The Vietnam War will remain an eternal point of contention to many. And we’ve been exposed to much footage of it, as it was the war that was brought to us in our living rooms via the evening news for the first time. Yet, graphic as some of that footage may have been, it was surely a censored version of events.
So, it’s with 1972’s “Winter Soldier” that many jaw-dropping atrocities committed by American soldiers are brought to light. I won’t describe them here and some are quite shocking. This is not an “anti-American” film, but rather an upfront documentation of horrors perpetrated by our own boys. And what’s made more startling is that we are face-to-face with these guys, real guys, our guys, as they straight-forward describe their macabre misadventures and lament their misdeeds in the name of their country. These are not dramatic puppets in a pre-coordinated narrative show contrived to make an ideological point but there to unabatedly tell it like it was.
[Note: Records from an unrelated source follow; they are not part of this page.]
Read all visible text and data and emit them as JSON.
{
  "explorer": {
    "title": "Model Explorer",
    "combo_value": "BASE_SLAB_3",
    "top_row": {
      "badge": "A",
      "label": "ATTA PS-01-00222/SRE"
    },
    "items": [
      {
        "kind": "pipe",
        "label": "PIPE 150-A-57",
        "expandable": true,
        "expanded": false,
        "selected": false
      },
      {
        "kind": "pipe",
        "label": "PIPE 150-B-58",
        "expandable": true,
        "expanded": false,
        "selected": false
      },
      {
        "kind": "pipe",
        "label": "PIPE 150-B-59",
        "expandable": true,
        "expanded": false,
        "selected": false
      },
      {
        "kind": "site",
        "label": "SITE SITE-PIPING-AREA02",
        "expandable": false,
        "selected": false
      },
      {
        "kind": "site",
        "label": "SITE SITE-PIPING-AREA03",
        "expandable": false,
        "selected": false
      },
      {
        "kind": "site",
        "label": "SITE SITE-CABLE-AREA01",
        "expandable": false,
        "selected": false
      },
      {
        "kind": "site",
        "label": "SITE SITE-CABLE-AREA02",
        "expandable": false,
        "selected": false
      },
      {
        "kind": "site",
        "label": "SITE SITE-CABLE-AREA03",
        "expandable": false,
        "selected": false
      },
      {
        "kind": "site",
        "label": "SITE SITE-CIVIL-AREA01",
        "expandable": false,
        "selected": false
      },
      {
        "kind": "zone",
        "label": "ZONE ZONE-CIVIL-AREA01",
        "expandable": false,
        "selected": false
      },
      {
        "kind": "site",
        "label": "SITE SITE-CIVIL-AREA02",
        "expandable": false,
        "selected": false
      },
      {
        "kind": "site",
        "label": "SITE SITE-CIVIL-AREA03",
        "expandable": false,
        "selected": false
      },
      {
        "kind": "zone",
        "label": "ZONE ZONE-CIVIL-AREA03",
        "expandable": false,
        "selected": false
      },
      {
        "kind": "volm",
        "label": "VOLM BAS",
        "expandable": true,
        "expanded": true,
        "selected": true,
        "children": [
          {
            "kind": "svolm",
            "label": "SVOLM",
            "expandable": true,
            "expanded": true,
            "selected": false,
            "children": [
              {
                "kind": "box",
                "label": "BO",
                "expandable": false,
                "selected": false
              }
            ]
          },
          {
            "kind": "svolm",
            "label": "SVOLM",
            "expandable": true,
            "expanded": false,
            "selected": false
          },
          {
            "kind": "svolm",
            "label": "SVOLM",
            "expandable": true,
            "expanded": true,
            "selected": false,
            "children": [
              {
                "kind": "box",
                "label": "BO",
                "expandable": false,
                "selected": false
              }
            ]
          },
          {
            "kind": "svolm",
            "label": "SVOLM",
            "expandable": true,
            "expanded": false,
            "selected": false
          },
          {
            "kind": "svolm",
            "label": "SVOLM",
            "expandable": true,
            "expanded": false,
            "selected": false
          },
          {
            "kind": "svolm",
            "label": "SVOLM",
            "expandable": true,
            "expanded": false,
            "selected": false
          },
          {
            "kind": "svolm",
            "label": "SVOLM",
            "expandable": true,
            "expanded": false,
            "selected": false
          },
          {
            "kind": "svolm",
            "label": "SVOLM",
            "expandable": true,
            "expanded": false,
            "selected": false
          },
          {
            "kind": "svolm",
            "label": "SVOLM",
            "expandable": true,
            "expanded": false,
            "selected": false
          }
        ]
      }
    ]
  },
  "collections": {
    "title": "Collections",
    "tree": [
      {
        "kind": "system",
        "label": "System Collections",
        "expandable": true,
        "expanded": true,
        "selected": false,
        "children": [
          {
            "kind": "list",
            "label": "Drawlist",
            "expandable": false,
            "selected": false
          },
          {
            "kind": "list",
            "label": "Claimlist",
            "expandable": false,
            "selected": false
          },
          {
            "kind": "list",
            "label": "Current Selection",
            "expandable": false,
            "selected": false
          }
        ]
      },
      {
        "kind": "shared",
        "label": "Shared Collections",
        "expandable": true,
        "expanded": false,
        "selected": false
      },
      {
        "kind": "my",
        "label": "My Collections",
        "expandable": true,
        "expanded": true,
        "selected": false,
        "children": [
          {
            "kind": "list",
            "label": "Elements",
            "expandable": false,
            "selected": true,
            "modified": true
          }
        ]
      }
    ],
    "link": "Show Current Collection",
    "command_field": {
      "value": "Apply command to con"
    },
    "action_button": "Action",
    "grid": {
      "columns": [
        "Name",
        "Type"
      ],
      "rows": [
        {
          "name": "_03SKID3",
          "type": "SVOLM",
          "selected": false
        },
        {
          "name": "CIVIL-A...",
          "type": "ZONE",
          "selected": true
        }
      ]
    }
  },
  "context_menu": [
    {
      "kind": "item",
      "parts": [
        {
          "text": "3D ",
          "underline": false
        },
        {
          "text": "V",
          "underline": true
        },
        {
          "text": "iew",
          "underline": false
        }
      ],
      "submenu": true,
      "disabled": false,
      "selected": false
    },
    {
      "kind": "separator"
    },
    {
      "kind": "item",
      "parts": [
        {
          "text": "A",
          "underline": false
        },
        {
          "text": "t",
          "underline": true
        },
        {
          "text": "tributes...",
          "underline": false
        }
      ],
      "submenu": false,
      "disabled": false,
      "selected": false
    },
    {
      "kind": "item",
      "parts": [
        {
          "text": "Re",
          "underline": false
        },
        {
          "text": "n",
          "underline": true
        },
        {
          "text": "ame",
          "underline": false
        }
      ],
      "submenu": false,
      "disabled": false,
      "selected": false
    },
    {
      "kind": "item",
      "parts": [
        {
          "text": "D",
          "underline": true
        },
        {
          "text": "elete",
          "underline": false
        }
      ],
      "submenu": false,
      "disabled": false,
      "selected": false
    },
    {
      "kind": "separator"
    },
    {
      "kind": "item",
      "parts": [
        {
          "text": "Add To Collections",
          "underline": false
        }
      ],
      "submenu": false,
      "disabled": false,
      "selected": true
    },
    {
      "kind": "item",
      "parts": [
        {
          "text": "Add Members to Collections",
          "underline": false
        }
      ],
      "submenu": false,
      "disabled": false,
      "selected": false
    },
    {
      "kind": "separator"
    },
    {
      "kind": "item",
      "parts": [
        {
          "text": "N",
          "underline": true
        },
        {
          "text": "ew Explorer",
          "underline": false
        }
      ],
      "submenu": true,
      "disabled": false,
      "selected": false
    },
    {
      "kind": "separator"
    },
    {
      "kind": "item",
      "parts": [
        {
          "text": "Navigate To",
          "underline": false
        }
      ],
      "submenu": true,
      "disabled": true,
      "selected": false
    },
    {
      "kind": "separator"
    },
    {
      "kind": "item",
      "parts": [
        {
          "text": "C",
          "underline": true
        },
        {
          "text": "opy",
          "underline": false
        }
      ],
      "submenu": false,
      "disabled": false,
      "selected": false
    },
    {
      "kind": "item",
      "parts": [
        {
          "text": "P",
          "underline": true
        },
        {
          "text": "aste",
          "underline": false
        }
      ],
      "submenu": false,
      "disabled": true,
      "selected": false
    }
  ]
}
This riveting film takes place in Detroit during the “Winter Soldier Investigation” in January and February of 1971 and is put on the Congressional record that spring. It was created to allow testimony of returning troops and of the hidden atrocities that took place in that war-torn country.
It’s filmed in grainy black and white 16mm and that look gives it an ironic feeling of detached being there. Color segments of village burnings, interrogations and such are menacingly interspersed throughout the film in stills and footage. These are to compliment the various retellings of horrid situations and these breaks from the general b/w feel offer an unsettling alternate reality to what‘s being verbally described.
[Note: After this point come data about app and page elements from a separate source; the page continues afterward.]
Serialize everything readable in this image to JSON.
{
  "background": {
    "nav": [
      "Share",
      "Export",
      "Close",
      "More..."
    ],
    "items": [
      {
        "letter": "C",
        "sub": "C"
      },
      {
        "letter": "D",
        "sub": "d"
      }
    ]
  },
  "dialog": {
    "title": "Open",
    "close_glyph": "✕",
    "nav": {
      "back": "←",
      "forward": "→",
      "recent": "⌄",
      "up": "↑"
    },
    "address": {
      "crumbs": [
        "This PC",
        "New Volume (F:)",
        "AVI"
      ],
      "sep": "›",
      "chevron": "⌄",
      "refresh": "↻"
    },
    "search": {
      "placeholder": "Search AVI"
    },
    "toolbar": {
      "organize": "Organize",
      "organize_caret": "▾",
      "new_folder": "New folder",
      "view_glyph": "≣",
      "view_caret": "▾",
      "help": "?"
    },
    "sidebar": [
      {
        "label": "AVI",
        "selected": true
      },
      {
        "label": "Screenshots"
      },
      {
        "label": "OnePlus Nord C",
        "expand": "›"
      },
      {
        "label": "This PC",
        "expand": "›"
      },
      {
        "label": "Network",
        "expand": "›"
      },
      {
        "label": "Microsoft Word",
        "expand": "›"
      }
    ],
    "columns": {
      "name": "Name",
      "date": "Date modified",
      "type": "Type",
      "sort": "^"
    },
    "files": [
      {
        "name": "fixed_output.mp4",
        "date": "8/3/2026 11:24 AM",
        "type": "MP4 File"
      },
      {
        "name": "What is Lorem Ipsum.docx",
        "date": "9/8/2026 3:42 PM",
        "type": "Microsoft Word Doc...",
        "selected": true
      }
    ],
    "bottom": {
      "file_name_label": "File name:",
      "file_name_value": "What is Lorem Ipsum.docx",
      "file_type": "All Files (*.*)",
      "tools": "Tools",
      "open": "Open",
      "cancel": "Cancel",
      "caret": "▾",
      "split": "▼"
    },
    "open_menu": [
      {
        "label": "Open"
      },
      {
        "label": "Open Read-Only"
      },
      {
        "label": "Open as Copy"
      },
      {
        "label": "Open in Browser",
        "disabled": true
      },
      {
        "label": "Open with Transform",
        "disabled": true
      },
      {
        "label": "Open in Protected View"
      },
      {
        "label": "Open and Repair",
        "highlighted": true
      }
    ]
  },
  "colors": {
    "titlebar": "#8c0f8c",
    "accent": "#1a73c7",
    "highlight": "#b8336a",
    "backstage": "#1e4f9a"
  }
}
A fascinating array of ex-military personnel give testimony. They are civilians now and most sport long hair, a direct contradiction to the strict militaristic appearances they once possessed. And they are free now – of duty that is – but not really free at all as visions of their past misdeeds will always haunt them. You’ll even get a quick glimpse of now Secretary of State John Kerry in his younger version, as he gets a few seconds of screen time querying the anguished troops.
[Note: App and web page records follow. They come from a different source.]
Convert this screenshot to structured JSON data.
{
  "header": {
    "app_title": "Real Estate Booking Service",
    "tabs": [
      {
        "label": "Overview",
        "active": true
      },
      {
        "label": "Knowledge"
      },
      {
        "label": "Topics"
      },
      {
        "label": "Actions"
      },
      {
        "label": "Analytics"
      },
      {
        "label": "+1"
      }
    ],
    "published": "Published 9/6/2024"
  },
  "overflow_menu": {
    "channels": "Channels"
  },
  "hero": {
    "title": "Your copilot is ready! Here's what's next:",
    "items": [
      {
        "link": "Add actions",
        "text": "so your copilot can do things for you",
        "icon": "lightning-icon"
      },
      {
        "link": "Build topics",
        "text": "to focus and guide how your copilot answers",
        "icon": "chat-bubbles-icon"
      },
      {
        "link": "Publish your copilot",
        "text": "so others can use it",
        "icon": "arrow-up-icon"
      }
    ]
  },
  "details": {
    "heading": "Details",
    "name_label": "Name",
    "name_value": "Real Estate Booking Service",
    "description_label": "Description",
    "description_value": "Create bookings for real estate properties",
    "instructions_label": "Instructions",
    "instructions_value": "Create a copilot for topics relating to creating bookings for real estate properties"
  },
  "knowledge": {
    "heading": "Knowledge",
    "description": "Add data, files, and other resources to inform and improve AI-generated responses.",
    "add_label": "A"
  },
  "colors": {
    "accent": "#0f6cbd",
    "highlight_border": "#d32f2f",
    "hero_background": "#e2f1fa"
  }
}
They are trained killing machines and hardcore military discipline has made them so. And many of them, at the time, truly believed that they were committing all of that mayhem for the ultimate good of their country; even if it included the blind murdering of civilian men, women and children.
Some soldiers break down, others remain controlled. And overall, it’s startling to encounter the environment of realistic confession in an actual circumstance, and not in the generic context of drama for drama’s sake. And it’s all the more unsettling that many of these guys can relate these circumstances in matter-of-fact tones; these are some of the most riveting talking heads you’ll encounter. Man’s inhumanity to man is made resoundingly clear in these harrowing series of sadistic stories and it’s a crash-course in hardcore psychology and what it takes to turn a blind eye and a stone heart to that fellow man. And the trick was that the military convinced them that they weren’t actually their fellow man.
Assuredly this was a hard film to come across at the time and most likely found safe harbor in universities across the country. The Kent State killings had just occurred a few years before its release so the campuses were still quite rife with the memories of that tragic event.
For the cineaste, this documentary really possesses that early Seventies feel with its stark black and white look. And it’s a hell of a time capsule to witness real people in real times using real language. So, anyone interested in the presence of that murky era, while indulging some brutal revelations of a dividing war, would do well to check out this rarely seen film.